◆ EXERCISE ◆
Your answer must restate each entry below word for word, with no pictures in it.

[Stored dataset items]
- - - -
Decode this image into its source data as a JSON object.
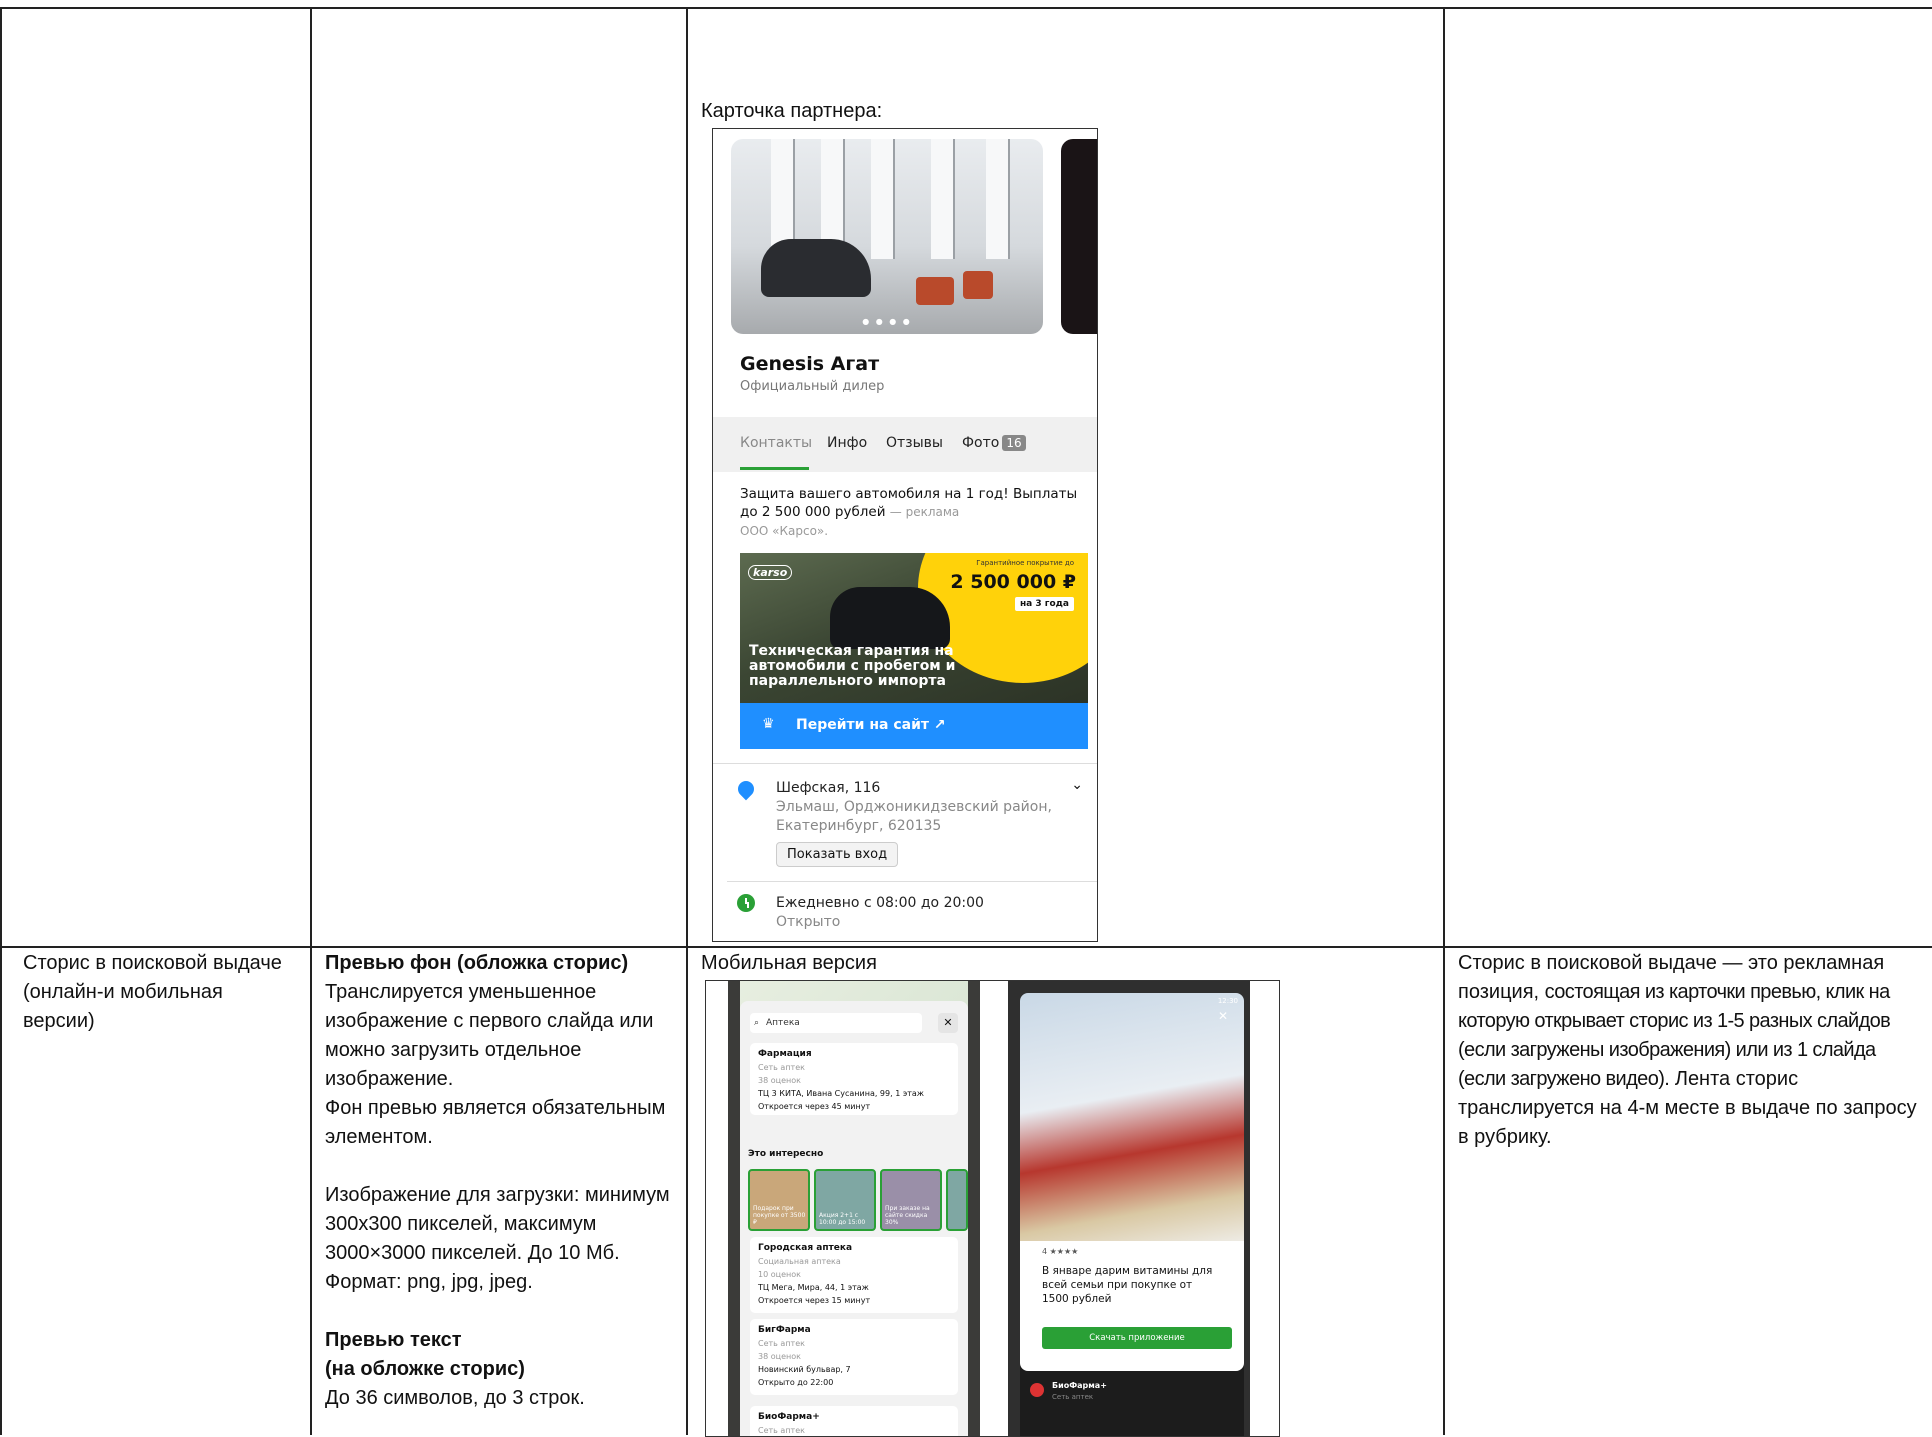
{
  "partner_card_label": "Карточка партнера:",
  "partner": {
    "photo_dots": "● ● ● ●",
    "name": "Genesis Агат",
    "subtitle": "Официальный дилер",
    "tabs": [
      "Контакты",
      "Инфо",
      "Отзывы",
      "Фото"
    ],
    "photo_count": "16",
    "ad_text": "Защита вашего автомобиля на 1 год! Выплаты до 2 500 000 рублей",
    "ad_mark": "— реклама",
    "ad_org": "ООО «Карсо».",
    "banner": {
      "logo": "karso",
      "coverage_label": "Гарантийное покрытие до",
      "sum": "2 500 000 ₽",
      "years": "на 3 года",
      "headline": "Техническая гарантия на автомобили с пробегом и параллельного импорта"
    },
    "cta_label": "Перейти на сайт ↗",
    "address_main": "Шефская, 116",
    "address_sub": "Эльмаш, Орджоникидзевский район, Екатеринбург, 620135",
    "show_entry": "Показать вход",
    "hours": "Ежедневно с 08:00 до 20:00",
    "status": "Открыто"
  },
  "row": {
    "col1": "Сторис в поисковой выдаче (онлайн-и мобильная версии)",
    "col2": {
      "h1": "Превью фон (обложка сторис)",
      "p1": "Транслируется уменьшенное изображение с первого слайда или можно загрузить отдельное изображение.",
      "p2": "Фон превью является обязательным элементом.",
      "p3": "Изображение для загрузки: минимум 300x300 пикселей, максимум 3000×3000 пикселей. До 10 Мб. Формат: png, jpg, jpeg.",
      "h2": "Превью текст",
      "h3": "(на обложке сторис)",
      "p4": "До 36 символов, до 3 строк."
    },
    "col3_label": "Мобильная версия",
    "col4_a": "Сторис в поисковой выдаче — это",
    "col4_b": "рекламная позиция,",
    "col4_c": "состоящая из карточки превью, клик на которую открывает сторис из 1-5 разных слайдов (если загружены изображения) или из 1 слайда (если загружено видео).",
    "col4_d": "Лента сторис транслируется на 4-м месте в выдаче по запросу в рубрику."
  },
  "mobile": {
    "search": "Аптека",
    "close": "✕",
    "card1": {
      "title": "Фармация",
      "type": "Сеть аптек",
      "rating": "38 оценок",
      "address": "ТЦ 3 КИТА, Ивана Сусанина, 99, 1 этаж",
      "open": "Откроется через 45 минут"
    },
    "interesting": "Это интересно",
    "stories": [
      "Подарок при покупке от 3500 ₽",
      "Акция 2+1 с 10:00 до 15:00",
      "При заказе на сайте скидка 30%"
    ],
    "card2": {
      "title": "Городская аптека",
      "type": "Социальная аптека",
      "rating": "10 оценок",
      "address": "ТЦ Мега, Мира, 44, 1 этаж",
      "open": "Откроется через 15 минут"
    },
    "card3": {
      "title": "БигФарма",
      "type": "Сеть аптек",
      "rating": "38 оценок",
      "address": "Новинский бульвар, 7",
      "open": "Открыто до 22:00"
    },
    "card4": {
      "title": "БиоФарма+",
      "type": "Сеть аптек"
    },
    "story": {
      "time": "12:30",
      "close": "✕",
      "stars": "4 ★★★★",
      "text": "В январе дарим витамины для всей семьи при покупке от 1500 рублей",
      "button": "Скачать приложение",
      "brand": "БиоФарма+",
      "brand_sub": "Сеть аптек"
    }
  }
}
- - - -
◆ SOLUTION FOR THIS TASK ◆
Decode this image into its source data as a JSON object.
{
  "partner_card_label": "Карточка партнера:",
  "partner": {
    "photo_dots": "● ● ● ●",
    "name": "Genesis Агат",
    "subtitle": "Официальный дилер",
    "tabs": [
      "Контакты",
      "Инфо",
      "Отзывы",
      "Фото"
    ],
    "photo_count": "16",
    "ad_text": "Защита вашего автомобиля на 1 год! Выплаты до 2 500 000 рублей",
    "ad_mark": "— реклама",
    "ad_org": "ООО «Карсо».",
    "banner": {
      "logo": "karso",
      "coverage_label": "Гарантийное покрытие до",
      "sum": "2 500 000 ₽",
      "years": "на 3 года",
      "headline": "Техническая гарантия на автомобили с пробегом и параллельного импорта"
    },
    "cta_label": "Перейти на сайт ↗",
    "address_main": "Шефская, 116",
    "address_sub": "Эльмаш, Орджоникидзевский район, Екатеринбург, 620135",
    "show_entry": "Показать вход",
    "hours": "Ежедневно с 08:00 до 20:00",
    "status": "Открыто"
  },
  "row": {
    "col1": "Сторис в поисковой выдаче (онлайн-и мобильная версии)",
    "col2": {
      "h1": "Превью фон (обложка сторис)",
      "p1": "Транслируется уменьшенное изображение с первого слайда или можно загрузить отдельное изображение.",
      "p2": "Фон превью является обязательным элементом.",
      "p3": "Изображение для загрузки: минимум 300x300 пикселей, максимум 3000×3000 пикселей. До 10 Мб. Формат: png, jpg, jpeg.",
      "h2": "Превью текст",
      "h3": "(на обложке сторис)",
      "p4": "До 36 символов, до 3 строк."
    },
    "col3_label": "Мобильная версия",
    "col4_a": "Сторис в поисковой выдаче — это",
    "col4_b": "рекламная позиция,",
    "col4_c": "состоящая из карточки превью, клик на которую открывает сторис из 1-5 разных слайдов (если загружены изображения) или из 1 слайда (если загружено видео).",
    "col4_d": "Лента сторис транслируется на 4-м месте в выдаче по запросу в рубрику."
  },
  "mobile": {
    "search": "Аптека",
    "close": "✕",
    "card1": {
      "title": "Фармация",
      "type": "Сеть аптек",
      "rating": "38 оценок",
      "address": "ТЦ 3 КИТА, Ивана Сусанина, 99, 1 этаж",
      "open": "Откроется через 45 минут"
    },
    "interesting": "Это интересно",
    "stories": [
      "Подарок при покупке от 3500 ₽",
      "Акция 2+1 с 10:00 до 15:00",
      "При заказе на сайте скидка 30%"
    ],
    "card2": {
      "title": "Городская аптека",
      "type": "Социальная аптека",
      "rating": "10 оценок",
      "address": "ТЦ Мега, Мира, 44, 1 этаж",
      "open": "Откроется через 15 минут"
    },
    "card3": {
      "title": "БигФарма",
      "type": "Сеть аптек",
      "rating": "38 оценок",
      "address": "Новинский бульвар, 7",
      "open": "Открыто до 22:00"
    },
    "card4": {
      "title": "БиоФарма+",
      "type": "Сеть аптек"
    },
    "story": {
      "time": "12:30",
      "close": "✕",
      "stars": "4 ★★★★",
      "text": "В январе дарим витамины для всей семьи при покупке от 1500 рублей",
      "button": "Скачать приложение",
      "brand": "БиоФарма+",
      "brand_sub": "Сеть аптек"
    }
  }
}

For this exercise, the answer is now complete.